--- Task to complete ---
Search for the word "pedrin" in the entries. Each line that holds it should be copied.

--- Records for the task ---
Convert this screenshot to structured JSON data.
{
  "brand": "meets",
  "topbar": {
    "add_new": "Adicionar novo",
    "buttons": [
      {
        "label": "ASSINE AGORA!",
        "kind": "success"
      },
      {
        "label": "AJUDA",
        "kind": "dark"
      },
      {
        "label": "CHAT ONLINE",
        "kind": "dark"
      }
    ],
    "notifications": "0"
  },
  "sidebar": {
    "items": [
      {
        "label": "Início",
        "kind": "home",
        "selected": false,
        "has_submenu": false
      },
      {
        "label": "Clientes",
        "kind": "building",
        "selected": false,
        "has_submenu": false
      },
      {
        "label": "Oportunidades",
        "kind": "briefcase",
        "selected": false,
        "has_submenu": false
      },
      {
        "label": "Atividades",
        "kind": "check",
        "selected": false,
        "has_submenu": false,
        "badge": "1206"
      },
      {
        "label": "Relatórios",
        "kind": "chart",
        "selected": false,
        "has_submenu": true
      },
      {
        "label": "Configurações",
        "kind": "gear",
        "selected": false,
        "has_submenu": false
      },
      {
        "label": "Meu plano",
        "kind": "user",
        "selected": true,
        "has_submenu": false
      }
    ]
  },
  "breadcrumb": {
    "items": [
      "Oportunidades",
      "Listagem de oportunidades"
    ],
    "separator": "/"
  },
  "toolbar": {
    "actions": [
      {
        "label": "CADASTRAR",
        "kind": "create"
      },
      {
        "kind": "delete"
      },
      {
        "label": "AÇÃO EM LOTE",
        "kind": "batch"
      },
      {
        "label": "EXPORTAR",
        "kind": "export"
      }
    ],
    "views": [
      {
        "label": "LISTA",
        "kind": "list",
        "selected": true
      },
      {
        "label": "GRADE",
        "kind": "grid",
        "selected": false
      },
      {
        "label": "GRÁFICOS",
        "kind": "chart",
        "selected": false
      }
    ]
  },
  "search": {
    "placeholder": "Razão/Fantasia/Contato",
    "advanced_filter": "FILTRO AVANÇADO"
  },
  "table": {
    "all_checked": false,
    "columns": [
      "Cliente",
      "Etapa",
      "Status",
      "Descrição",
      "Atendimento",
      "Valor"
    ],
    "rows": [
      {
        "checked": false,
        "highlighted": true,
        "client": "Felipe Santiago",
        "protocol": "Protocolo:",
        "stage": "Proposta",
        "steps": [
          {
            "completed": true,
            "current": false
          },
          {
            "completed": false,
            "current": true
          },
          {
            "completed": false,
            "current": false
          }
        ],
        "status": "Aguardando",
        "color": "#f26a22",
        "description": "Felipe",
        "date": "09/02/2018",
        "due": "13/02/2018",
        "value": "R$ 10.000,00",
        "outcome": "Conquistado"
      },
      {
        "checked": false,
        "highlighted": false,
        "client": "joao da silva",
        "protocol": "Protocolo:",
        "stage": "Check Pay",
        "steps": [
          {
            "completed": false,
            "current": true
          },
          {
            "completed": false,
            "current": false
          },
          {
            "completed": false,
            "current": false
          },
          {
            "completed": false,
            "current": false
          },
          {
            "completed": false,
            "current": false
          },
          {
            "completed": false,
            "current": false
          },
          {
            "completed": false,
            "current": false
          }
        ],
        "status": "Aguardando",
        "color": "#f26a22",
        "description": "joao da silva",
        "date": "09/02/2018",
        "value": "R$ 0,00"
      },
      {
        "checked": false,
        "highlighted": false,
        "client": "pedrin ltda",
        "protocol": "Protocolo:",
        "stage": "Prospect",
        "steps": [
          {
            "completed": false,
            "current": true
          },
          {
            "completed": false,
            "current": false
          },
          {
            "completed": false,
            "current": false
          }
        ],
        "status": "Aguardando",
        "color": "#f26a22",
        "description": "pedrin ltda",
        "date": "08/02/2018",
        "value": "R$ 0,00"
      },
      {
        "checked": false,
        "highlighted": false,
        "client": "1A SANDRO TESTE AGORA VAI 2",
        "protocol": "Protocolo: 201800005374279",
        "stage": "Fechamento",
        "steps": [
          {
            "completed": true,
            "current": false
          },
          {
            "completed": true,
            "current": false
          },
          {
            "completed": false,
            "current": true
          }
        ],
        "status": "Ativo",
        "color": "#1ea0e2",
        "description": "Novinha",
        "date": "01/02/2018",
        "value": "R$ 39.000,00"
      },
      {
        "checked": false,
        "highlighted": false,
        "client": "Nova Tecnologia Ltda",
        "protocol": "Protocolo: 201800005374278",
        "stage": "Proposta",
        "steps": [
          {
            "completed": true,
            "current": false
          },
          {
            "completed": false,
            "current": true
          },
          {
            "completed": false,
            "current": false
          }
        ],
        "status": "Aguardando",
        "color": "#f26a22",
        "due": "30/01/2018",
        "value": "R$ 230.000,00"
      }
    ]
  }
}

--- Answer to this task ---
        "client": "pedrin ltda",
        "description": "pedrin ltda",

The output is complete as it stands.